Two-way trade between Cambodia and South Korea ballooned more than a quarter in the first four months of 2022 compared with the same period last year, in an uptrend observers say will pick up pace after a bilateral free trade agreement (FTA) takes effect, anticipated by the end of the year.
From January to April, trade between the two countries totalled $297.96 million, up by 28.0 per cent year-on-year from $232.75 million, according to the General Department of Customs and Excise of Cambodia (GDCE).
Cambodian exports amounted to $75.92 million, up by 20.2 per cent year-on-year, and imports were $222.04 million, up by 30.9 per cent.
In April alone, bilateral trade was $63.49 million, up by 51.65 per cent compared to the nearly $41.9 million logged in April 2021. Cambodian exports were $14.59 million, up by 12.5 per cent, and imports $48.90 million, up by 69.2 per cent.
Cambodia Chamber of Commerce vice-president Lim Heng told The Post that trade with South Korea, which he termed one of the Kingdom’s “main export markets”, had “steadily increased” and would accelerate when the bilateral Cambodia-Korea Free Trade Agreement (CKFTA) enters into force.
He said that Cambodian players were especially hopeful that the FTA would better enable the Kingdom’s agricultural products to reach Korean shores.
Heng listed Cambodia’s main exports to South Korea as garments, footwear, travel goods, beverages, electronic components, rubber, pharmaceuticals and agricultural products such as fresh mangoes, cashew nuts, corn and peppercorn.
Predominant imports from Asia’s fourth-largest economy include vehicles, kitchen appliances and electronics, beverages, pharmaceuticals and plastics, he added.
Heng also downplayed Cambodia’s trade deficit with South Korea for the January-April period – which expanded by more than 37 per cent year-on-year to over $146.1 million – saying that the bulk of Korean imports support domestic production and processing for export.
Royal Academy of Cambodia economist Hong Vanak, however, voiced concern over the Kingdom’s mounting trade deficit with South Korea.
He opined that this trend would require Cambodia to shift course and produce more goods geared towards the needs of the East Asian market, including by attracting more investors to open factories and processing businesses that churn out finished products for export to South Korea.
And once the CKFTA is in force, “I hope that many investors, especially those from Korea, will come to Cambodia to invest in production for export back to Korea”, Vanak said.

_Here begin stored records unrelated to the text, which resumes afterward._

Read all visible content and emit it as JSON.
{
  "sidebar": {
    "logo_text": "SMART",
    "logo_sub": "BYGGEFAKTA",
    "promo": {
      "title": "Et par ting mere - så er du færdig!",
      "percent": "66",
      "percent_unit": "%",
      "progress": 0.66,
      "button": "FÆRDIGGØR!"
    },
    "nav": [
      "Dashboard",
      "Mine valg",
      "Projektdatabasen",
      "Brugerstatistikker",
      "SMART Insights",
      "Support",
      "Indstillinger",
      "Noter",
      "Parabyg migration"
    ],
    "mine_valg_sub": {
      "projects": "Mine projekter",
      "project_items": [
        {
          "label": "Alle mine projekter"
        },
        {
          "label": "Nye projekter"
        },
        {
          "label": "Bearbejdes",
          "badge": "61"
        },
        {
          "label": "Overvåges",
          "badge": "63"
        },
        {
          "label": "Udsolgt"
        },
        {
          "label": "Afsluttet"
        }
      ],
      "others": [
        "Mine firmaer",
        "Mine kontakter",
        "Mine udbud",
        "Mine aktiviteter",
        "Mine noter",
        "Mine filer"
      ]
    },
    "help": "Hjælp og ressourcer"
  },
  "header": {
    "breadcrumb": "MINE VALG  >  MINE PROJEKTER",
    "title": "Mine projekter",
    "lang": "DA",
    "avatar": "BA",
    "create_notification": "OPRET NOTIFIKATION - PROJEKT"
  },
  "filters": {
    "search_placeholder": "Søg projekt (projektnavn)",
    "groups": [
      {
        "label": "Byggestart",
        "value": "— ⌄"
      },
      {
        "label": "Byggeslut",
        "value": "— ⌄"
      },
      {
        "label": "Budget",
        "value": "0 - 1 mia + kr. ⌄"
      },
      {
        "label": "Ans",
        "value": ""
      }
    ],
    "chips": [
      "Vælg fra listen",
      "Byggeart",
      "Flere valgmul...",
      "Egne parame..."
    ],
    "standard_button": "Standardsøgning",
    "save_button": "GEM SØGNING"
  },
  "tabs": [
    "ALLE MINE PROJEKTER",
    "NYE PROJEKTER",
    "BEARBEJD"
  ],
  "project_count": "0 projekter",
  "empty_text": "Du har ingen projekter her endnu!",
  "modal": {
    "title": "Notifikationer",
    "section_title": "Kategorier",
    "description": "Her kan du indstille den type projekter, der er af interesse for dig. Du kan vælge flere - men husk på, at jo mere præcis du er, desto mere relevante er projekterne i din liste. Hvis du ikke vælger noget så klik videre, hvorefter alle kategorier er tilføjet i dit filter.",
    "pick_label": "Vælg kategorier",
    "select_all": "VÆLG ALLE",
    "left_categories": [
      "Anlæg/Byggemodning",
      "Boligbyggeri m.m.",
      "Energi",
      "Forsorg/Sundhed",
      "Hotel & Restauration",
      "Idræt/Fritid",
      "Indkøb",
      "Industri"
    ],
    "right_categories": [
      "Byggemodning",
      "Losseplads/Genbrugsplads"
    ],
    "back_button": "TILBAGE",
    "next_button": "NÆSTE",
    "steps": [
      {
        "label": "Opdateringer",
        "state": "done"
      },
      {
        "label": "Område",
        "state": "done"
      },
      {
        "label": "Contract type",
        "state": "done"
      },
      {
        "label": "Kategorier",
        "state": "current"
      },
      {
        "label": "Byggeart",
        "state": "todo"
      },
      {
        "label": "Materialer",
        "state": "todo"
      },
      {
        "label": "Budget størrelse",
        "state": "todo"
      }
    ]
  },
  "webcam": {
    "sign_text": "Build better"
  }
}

He also noted that both countries are signatories to the Regional Comprehensive Economic Partnership (RCEP) agreement, which entered into effect in Cambodia on January 1 – and exactly one month later in South Korea.
The CKFTA will provide more than 10,000 Cambodian goods duty-free access to South Korea, according to the commerce ministry.
Under the deal, coupled with the RCEP, the Kingdom will lift tariffs on 93.8 per cent of goods traded, with South Korea scrapping duties on 95.6 per cent, Yonhap News Agency reported, citing the South Korean trade ministry.
The CKFTA was signed on October 26 in a bid to boost bilateral trade and stimulate economic recovery from the Covid-19 crisis.
According to Ministry of Commerce spokesman Penn Sovicheat, the pact will come into effect 60 days after both countries have deposited their respective instrument of ratification (IoR), a document by which a country formally agrees to be bound by a treaty.
On February 3, Sovicheat noted that neither country had deposited their IoR, and predicted that the CKFTA would enter into effect no later than June 30. No updates were immediately available.
For reference, trade between the two countries last year amounted to $774.04 million, up by 5.4 per cent compared to 2020, according to the GDCE. Cambodian exports were $194.08 million, up by 4.7 per cent, and imports were $579.96 million, up by 5.6 per cent.